"Keep Thy Foot"

"Keep thy foot when thou goest to the house of God, and be more ready to hear, than to give the sacrifice of fools..." (Ecclesiastes 5:1)

The word "keep" is used here in the sense of "guard." Of course, Solomon referred to the Jewish temple when he spoke of "the house of God." Yet, in the gospel dispensation, "the house of God" is said to be "the church of the living God." (1 Tim. 3:15) It is yet in order to "keep" ones feet when he "goes to the house of God."

Some people seem to think that they may do in the church that which seems good to them, that which they feel will honor God and promote His cause. If they are sincere and zealous, it is not important to them that what they do be authorized by Heaven. It is against such presumption that our text warns. Such service is "the sacrifice of fools." Jesus characterizes as "foolish" the man who hears and does not do the word of God. (Matt. 7:21-27)
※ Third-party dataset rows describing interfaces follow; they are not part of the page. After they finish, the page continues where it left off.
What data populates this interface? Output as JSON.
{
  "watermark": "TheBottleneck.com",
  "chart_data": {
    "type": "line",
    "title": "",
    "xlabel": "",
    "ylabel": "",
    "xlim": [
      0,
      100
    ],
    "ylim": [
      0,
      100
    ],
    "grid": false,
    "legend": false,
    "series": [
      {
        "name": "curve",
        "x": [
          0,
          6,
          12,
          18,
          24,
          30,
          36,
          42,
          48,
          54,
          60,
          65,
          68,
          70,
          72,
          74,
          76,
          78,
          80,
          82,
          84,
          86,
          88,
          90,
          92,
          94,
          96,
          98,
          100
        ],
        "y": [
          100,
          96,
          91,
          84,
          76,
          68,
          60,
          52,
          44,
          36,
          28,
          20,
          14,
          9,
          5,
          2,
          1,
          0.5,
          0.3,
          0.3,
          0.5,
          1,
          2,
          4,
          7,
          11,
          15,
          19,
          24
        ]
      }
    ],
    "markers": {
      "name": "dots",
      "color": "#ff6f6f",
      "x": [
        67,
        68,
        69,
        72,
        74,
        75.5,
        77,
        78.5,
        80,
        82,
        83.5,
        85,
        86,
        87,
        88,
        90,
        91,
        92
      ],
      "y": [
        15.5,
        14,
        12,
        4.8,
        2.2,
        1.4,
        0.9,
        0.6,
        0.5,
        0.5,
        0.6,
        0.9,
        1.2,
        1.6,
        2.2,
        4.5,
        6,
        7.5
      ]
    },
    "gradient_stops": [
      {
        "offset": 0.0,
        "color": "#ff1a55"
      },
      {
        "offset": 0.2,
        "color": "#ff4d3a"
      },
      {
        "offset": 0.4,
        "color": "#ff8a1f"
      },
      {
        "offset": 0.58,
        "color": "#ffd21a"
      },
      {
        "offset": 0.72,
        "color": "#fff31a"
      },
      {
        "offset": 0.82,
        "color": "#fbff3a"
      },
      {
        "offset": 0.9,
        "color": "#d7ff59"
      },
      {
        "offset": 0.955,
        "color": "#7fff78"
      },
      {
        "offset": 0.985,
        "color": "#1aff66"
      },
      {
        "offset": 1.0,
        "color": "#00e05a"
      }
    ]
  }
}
In the church, of which body Christ is head (Col 1:18), we need to be "more ready to hear." Peter was admonished on the Mount of Transfiguration concerning Christ, "Hear ye him!" (Matt. 17:5) He, in turn, reiterated this inspired counsel to a great audience in Solomon's porch of the temple in Jerusalem after the establishment of the church. He said, "For Moses truly said unto your fathers, A Prophet shall the Lord your God raise up unto you of your brethren, like unto me; him shall ye hear in all things whatsoever he shall say unto you. And it shall come to pass, that every soul, which will not hear that Prophet, shall be destroyed from among the people." (Acts 3:22, 23)

Too many people in the church in our day are carried away by a desire to accomplish "great things " They fail to guard their feet when they go to the house of God. Let us remember that the church is God's house. (1 Cor. 3:9; 1 Tim. 3:15) Of it, Christ is the head, not only of it, but "of all things to it." (Eph. 1:22, 23) We need, therefore, to be "more ready to hear" His voice rather than to offer a sacrifice based on our own wisdom and uninspired judgment lest our sacrifice be a "sacrifice of fools." Let our maxim continue to be "a thus saith the Lord for every act of work or worship in the church of the living God."

Reputation And Notoriety

It is said that Philip, King of Macedon, father of Alexander the Great, a virtuous and worthy monarch, was killed by one of his attendants who labored under the delusion that "the killing of an illustrious person would result in a transfer of that person's glory to himself." It is true that, by killing King Philip, the attendant immortalized his name, yet not in the hall of fame as he supposed, but in the gallery of rogues. It seems that some people had rather be Infamous than unknown. On the other hand, it seems more likely that they simply confuse reputation or fame for notoriety. We have met persons whose only claim to fame was their zeal in seeking to destroy, by malicious slander, the influence of some good and reputable man. Slander is therefore, not only an indication of an evil heart and a venomous tongue, but a confession of conscious inferiority. It is small wonder that the Wise Man said, "A sound heart is the life of the flesh; but envy the rottenness of the bones." (Proverbs 14:30)

Jack H. Kirby, 1908 Brooke Lane, Brownwood, Texas. Hoyt H. Houchen was with the Hwy. 84 church in Brownwood; Texas, in a meeting March 5-11. His lessons were superb. This church began meeting December 4, 1961. Attendance was excellent throughout, fifty were present for our largest crowd. Sound gospel preachers from Lometa, San Saba, and Brady encouraged and assisted us in this endeavor. One family was added to our number and others indicated interest in the things we stand for. Bryan Vinson and Robert C Welch are tentatively booked for meetings this summer. When in our area, worship with us.